Downloadable Content

Download PDF
Last Modified
  • March 21, 2019
  • Miles, Gandarvaka
    • Affiliation: Gillings School of Global Public Health, Department of Epidemiology
  • Obesity has been a major public health problem in the US for more than two decades: it is a risk factor for each of the top ten leading causes of death and over one third of American adults are obese. Living in a socioeconomically deprived neighborhood has been implicated as playing an important role in the development of obesity. However, findings in the literature are mixed, and positive findings have been relatively modest after accounting for individual-level characteristics associated with neighborhood selection. Much of this literature, however, is comprised of cross-sectional studies that neither account for variation in the neighborhood environment over the life course nor investigate potential latent effects of living in a deprived neighborhood in early life. Integration of the life course perspective, which is rooted in sociological theories of the relationship between the social environment and human development, may yield important insights about the influence of neighborhood disadvantage on the risk of obesity in adulthood. Capitalizing on the rich data available from the National Longitudinal Study of Adolescent to Adult Health, this study investigates three life course models of the relationship between the social environment and health: the social trajectories model, the accumulation model, and the critical periods model. The central hypothesis of this research is that the timing, sequence, and accumulation of exposure to neighborhood poverty over the life course influences the risk of obesity in adulthood. We present empirical evidence of a direct effect of adolescent neighborhood poverty on the risk of obesity in adulthood through pathways not mediated by adult neighborhood poverty among males, females, and non-Hispanic whites as well as cumulative effects of adolescent and adult neighborhood poverty on adult obesity among females. Considering the estimated effects of both adolescent and adult neighborhood poverty on adult obesity, findings for males and non-Hispanic whites are consistent with a critical periods model whereby adolescent neighborhood poverty has a direct effect on adult obesity status and adult neighborhood poverty has no effect. In contrast, findings for females are consistent with an accumulation model of the life course: both adolescence and adult exposure to high poverty neighborhoods are independently associated with an increased risk of obesity in adulthood. These findings help lay the foundation for future studies that explore longitudinal mechanisms linking neighborhood environments to weight status. Furthermore, this study provides information that can help guide program and policy interventions aimed at curbing the American obesity epidemic.

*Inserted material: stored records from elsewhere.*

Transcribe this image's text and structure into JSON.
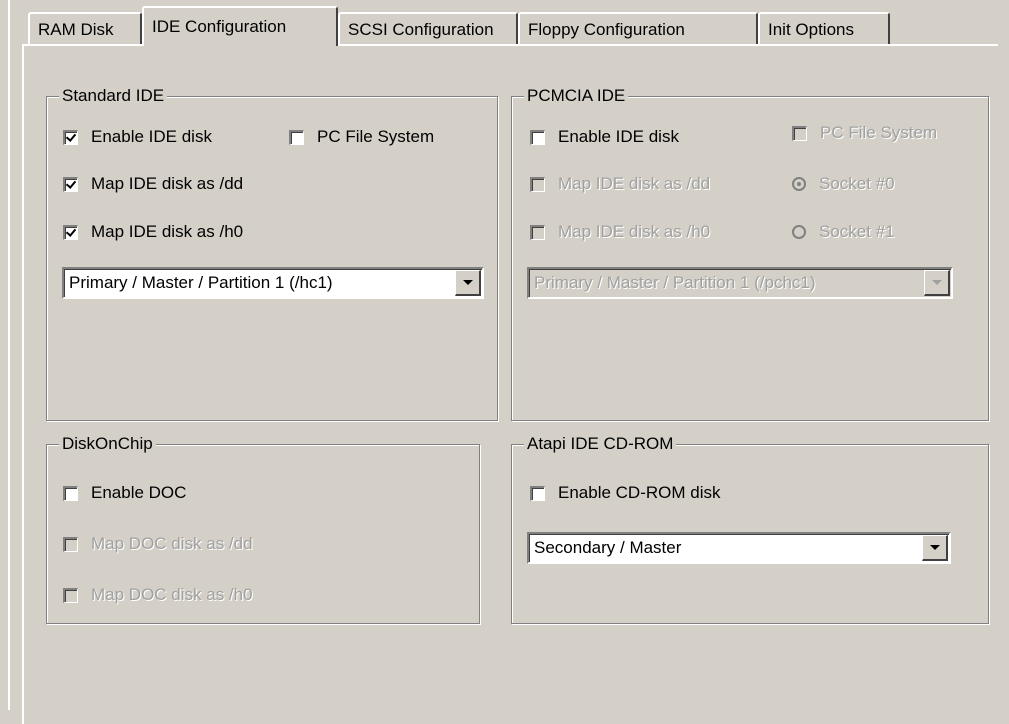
{
  "tabs": [
    {
      "label": "RAM Disk"
    },
    {
      "label": "IDE Configuration"
    },
    {
      "label": "SCSI Configuration"
    },
    {
      "label": "Floppy Configuration"
    },
    {
      "label": "Init Options"
    }
  ],
  "standard_ide": {
    "title": "Standard IDE",
    "enable_ide": {
      "label": "Enable IDE disk",
      "checked": true
    },
    "pc_fs": {
      "label": "PC File System",
      "checked": false
    },
    "map_dd": {
      "label": "Map IDE disk as /dd",
      "checked": true
    },
    "map_h0": {
      "label": "Map IDE disk as /h0",
      "checked": true
    },
    "select": {
      "value": "Primary / Master / Partition 1 (/hc1)"
    }
  },
  "pcmcia_ide": {
    "title": "PCMCIA IDE",
    "enable_ide": {
      "label": "Enable IDE disk",
      "checked": false
    },
    "pc_fs": {
      "label": "PC File System",
      "checked": false,
      "disabled": true
    },
    "map_dd": {
      "label": "Map IDE disk as /dd",
      "disabled": true
    },
    "map_h0": {
      "label": "Map IDE disk as /h0",
      "disabled": true
    },
    "socket0": {
      "label": "Socket #0",
      "selected": true
    },
    "socket1": {
      "label": "Socket #1",
      "selected": false
    },
    "select": {
      "value": "Primary / Master / Partition 1 (/pchc1)"
    }
  },
  "diskonchip": {
    "title": "DiskOnChip",
    "enable_doc": {
      "label": "Enable DOC",
      "checked": false
    },
    "map_dd": {
      "label": "Map DOC disk as /dd",
      "disabled": true
    },
    "map_h0": {
      "label": "Map DOC disk as /h0",
      "disabled": true
    }
  },
  "atapi": {
    "title": "Atapi IDE CD-ROM",
    "enable_cdrom": {
      "label": "Enable CD-ROM disk",
      "checked": false
    },
    "select": {
      "value": "Secondary / Master"
    }
  },
  "colors": {
    "face": "#d4d0c8",
    "shadow": "#808080",
    "highlight": "#ffffff",
    "disabled_text": "#a0a0a0"
  }
}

Date of publication
Resource type
Rights statement
  • In Copyright
  • Stevens, June Sheppa
  • Harris, Kathleen Mullan
  • Robinson, Whitney
  • Messer, Lynne
  • Siega-Riz, Anna Maria
  • Doctor of Public Health
Degree granting institution
  • University of North Carolina at Chapel Hill
Graduation year
  • 2017

This work has no parents.